The term ‘open access’ refers to the removal of price and permission barriers to scholarly research. Open access means peer-reviewed academic research work that is free to read online and that anybody may redistribute and reuse, with some restrictions. (Eve, 2014).

Open access aims to make scholarly research available to wider audiences, including those beyond academia. It goes beyond making research freely available, however, and also usually involves making work available under less restrictive copyright licences.

Interest in making access to research more equal, and other potential benefits, was the original motivation for the open access movement, which was largely led by academic researchers.

More recently, governments, universities and research funders have taken an interest in encouraging open access. As a result, many researchers are now required to make their publications and/or research data openly available.

When you’re reading about open access you might encounter some unfamiliar terminology. If you’re not sure what the difference is between Gold and Green or you’re confused about embargo periods, see our useful open access glossary.
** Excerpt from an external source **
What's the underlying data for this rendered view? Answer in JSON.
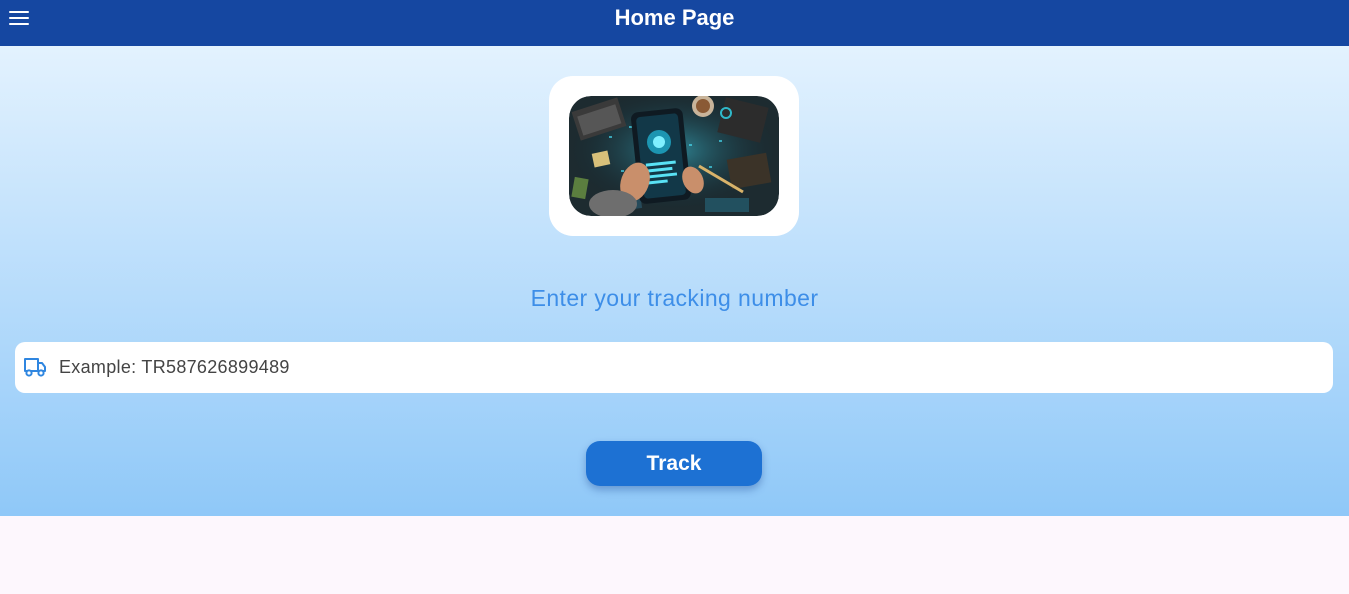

Further reading:
Eve, M. P. 2014. Open access and the humanities: contexts, controversies and the future.
Suber, P. 2012. Open access.